Pushing the Military in Latin America

The Posse Comitatus Act is one of the most important measures in this country imposing restrictions on the federal government and Executive power. It essentially prohibits the federal government from using the military for law enforcement, which, despite the problems with law enforcement, has helped solidify a separation of the army and police. This is why the Bush administration’s post 9/11 attempts to cripple that law were so disgusting and dangerous. It is a vital safeguard against outright militaristic rule here at home.

But, as this report from the Washington Office on Latin America details, the U.S. encourages very different practices in its drug war throughout Latin America. It “lays out the United States’ persistent, century-long tendency to help the region’s militaries take on internal security roles” and that this tendency “continues with today’s ‘wars’ on drugs, terrorism, and organized crime.”

Despite the occasional examples of disputes and over- reaching discussed in Section I, the Posse Comitatus model has served the United States well. U.S. military and police institutions alike have benefited from the clear separation between their roles and missions.

It is unfortunate and alarming, then, that Washing- ton has supported almost the exact opposite course in Latin America and the Caribbean. For the past century, and continuing today, U.S. assistance has encouraged the Western Hemisphere’s militaries to assume internal roles that would be inappropriate, or even illegal, at home.

[…] The U.S. government is by far the largest provider of military and police aid to Latin America and the Caribbean. Arms and equipment transfers, training, exercises, presence at bases, and military-to- military engagement programs send strong messages about military and police roles. So do diplomatic inter- actions with the region.

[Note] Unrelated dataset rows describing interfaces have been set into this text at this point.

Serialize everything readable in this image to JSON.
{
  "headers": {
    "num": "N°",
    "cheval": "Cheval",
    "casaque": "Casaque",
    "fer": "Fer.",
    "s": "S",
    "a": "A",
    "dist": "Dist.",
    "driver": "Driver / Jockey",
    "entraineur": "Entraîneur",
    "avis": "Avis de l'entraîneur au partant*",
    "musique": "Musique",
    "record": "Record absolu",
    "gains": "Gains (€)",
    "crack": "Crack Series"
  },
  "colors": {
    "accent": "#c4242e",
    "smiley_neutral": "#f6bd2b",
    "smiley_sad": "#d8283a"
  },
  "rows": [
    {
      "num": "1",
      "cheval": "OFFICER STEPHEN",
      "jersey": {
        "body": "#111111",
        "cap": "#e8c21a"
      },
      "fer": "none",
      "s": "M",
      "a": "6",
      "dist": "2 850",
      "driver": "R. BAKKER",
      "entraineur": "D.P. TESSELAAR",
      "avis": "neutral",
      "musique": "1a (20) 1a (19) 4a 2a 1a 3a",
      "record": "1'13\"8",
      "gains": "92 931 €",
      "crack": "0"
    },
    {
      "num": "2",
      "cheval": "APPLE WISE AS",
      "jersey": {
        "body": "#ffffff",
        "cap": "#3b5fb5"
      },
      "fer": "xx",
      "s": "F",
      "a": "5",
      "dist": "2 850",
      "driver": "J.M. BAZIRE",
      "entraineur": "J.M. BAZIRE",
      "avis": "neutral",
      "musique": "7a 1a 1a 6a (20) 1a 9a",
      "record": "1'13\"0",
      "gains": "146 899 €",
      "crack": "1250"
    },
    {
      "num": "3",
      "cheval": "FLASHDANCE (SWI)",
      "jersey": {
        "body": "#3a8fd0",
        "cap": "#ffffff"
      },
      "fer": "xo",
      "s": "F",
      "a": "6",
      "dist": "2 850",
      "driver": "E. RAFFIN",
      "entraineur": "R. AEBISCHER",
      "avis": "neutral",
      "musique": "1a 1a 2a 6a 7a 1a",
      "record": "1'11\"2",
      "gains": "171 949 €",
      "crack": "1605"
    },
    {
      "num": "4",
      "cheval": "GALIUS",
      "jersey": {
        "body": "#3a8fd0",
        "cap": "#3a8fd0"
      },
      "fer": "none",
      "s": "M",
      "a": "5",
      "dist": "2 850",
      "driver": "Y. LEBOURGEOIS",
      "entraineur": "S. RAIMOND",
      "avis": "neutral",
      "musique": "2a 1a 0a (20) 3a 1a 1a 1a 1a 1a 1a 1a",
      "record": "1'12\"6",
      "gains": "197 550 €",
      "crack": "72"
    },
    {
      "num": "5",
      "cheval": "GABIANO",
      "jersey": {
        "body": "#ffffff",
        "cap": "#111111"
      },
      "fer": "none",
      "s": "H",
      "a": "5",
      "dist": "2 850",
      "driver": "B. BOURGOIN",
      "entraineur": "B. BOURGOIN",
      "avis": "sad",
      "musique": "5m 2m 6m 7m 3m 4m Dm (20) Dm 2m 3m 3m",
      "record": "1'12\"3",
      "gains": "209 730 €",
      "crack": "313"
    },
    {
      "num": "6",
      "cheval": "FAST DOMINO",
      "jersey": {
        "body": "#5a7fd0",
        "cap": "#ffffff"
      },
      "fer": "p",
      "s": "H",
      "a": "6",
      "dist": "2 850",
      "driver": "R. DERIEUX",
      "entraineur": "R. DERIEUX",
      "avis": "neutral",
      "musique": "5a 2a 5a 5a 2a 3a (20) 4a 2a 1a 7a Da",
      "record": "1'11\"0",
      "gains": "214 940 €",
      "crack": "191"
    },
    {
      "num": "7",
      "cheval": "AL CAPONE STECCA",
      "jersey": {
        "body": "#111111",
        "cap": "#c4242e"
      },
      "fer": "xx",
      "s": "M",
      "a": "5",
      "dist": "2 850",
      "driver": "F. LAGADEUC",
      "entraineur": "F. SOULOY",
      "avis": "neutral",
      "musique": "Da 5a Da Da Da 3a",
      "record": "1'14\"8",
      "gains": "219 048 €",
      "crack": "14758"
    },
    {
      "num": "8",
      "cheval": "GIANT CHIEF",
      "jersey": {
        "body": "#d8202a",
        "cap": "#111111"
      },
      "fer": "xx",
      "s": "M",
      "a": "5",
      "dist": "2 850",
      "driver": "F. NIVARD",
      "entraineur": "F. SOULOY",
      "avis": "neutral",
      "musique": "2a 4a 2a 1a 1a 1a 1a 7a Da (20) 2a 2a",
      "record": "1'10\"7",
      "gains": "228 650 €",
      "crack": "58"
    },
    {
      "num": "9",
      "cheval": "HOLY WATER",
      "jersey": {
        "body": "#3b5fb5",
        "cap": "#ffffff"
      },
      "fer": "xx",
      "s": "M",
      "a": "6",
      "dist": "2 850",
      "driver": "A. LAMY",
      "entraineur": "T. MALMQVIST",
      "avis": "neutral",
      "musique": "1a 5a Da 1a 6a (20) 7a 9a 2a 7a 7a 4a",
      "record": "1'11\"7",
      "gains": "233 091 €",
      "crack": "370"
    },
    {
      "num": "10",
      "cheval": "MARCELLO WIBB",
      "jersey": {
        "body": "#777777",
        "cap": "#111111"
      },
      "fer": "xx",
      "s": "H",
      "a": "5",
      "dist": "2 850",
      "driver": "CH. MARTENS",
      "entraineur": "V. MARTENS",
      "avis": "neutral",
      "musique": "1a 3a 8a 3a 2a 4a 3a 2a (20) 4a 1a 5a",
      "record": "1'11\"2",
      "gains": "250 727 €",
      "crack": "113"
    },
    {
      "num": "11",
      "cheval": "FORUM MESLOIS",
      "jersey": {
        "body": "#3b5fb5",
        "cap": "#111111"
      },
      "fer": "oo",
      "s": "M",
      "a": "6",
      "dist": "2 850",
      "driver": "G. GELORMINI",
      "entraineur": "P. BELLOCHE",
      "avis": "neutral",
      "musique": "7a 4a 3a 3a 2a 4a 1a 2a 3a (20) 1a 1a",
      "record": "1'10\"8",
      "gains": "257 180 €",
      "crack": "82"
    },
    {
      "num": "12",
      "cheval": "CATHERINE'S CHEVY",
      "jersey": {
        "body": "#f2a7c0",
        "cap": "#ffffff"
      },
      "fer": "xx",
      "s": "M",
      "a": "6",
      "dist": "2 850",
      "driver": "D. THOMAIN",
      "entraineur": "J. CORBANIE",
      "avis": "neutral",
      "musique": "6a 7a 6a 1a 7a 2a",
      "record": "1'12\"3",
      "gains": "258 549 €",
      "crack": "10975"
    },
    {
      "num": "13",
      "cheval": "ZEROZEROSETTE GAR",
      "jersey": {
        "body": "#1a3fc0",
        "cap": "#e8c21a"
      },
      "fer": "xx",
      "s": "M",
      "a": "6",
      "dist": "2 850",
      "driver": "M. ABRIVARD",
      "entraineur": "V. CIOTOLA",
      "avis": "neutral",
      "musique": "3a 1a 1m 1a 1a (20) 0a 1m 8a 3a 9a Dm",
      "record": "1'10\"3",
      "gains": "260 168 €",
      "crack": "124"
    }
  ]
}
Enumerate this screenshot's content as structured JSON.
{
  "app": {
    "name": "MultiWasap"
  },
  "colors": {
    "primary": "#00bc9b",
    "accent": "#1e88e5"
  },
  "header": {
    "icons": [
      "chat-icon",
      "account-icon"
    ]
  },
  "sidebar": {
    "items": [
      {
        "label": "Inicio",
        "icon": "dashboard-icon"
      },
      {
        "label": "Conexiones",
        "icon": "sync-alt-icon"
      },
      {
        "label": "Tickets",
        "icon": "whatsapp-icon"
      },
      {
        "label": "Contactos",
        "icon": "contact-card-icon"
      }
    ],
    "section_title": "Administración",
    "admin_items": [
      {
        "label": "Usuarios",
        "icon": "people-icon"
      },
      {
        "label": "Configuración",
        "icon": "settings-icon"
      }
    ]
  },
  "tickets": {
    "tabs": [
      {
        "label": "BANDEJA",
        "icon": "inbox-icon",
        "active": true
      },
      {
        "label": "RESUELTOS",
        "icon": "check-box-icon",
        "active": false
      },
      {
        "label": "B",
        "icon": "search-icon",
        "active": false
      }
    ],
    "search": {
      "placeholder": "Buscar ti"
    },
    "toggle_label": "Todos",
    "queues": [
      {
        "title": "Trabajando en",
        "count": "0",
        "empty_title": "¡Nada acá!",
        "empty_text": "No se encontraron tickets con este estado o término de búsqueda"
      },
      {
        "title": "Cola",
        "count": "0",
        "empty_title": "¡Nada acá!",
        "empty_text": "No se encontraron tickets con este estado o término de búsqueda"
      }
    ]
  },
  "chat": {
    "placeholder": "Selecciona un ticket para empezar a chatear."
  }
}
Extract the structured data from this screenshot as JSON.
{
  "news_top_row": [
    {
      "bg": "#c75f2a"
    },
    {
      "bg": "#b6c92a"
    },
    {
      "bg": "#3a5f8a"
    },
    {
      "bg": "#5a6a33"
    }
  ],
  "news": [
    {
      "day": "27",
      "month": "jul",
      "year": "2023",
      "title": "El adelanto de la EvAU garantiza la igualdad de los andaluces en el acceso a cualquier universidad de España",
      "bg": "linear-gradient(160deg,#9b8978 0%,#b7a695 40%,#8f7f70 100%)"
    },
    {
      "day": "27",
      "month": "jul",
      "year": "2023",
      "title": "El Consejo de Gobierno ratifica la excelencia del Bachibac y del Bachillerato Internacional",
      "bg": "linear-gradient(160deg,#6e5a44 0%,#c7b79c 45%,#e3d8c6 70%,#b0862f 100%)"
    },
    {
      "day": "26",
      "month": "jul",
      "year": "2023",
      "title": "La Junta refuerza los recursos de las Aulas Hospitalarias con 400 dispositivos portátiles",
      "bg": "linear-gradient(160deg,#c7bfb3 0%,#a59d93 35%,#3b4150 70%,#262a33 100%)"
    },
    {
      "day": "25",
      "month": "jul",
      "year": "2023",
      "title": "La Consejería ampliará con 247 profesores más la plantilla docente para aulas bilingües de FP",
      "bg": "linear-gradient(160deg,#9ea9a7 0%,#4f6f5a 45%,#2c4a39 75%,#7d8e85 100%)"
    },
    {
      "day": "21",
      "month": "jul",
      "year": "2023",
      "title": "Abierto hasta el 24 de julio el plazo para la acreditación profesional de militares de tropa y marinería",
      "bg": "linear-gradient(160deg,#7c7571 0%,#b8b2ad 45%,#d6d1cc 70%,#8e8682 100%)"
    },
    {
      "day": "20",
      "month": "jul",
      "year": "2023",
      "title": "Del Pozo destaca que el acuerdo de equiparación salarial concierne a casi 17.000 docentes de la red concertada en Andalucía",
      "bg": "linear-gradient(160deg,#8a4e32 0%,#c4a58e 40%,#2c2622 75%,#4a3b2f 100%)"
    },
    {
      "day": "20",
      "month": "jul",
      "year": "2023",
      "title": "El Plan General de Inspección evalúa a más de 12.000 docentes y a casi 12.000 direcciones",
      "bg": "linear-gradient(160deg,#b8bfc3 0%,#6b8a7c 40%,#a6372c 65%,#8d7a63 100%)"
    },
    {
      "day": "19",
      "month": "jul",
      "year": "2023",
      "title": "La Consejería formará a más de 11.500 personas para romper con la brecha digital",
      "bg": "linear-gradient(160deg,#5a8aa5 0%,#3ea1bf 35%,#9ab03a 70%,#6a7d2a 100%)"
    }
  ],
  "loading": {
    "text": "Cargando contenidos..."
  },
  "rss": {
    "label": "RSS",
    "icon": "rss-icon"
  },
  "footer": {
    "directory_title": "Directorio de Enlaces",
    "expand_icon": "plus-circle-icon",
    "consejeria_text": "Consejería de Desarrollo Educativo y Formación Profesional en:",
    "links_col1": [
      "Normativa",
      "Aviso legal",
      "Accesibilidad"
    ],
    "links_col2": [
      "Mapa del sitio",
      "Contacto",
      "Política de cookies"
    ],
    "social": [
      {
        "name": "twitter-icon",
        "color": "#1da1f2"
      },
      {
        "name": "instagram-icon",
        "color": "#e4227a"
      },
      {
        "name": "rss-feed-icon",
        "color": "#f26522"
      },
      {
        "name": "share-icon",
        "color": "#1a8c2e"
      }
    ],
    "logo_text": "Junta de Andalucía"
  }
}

Instead of exporting the principle to which the United States adheres, though, these efforts often do just the opposite: encourage Latin American govern- ments to use their militaries against their own people. This is a longstanding tendency in U.S. policy toward Latin America, though it rarely gets framed in terms of the United States’ much different domestic model.

Take the Merida Initiative in Mexico as an example:

Following his election in 2006, Mexican President Felipe Calde- rón sent tens of thousands of soldiers into the streets in zones under the dominion of hyper-violent drug drug-trafficking organizations. Especially in cities near the U.S. border, Mexico’s Army now works hand-in-hand with police forces, and at times supplants them completely. The Bush administration rushed to endorse this model with a multi-year aid package, now totaling over $1.4 billion and mostly made up of military and police assistance. The largest items in the aid package – helicopters and surveillance aircraft – are for Mexico’s Army and Navy.

Mike Riggs, at Reason, blogged about recent updates of the Merida Initiative, explaining that it is expanding, continuing at least beyond 2012. Part of the expansion is a plan to have “local U.S. cops to train local Mexican police,” although there aren’t signs this will shift the anti-Posse Comitatus style status quo:

The Webb County Sheriff’s Department has never been bombed, its officers do not face daily the likelihood of execution, and they have never felt the urge to quit their jobs en masse for fear of execution. If the State Department believes local U.S. cops can help the situation in Mexico, they should explain how, especially since the U.S. military has been training Mexican cops and military members for years, with more mass graves and cartel in-fighting as the only measurable result. […] Thirty thousand people have died “in recent years” due to the increased pressure the U.S. has applied to Mexico’s cartels. If that’s winning, then yes, the U.S. is winning.

Another interesting example which clearly reveals Washington’s preferences for internal military control throughout Latin America isthe case of Honduras. The illegal military coup in June of 2009 was supported by the Obama administration despite having recognized it as unconstitutional and illegitimate, according to WikiLeaks diplomatic cables. The military basically kidnapped the President and forcibly removed him from power probably in the interest of a few rich thugs. What followed were a whole host of human rights violations – including 3,000 people killed in Honduras including journalists, lawyers, and leaders of popular organizations – most of which were never investigated. Nevertheless, Obama administration had “representatives from the U.S. Department of State [meet] with de facto president Porfirio Lobo Sosa to convene a working group in charge of the implementation of the Merida Initiative/CARSI.” A nice little anecdote to illustrate who Washington wants to reign over “the backyard” and why.

6 thoughts on “Pushing the Military in Latin America”

  1. Those countries don't need US encouragement to do that. Their own governments are quick to use the military for all sorts of purposes. Not only that but often the people themselves clamor for involvement by the military, which is often regarded as the only trustworthy and non-corrupt institution.

Comments are closed.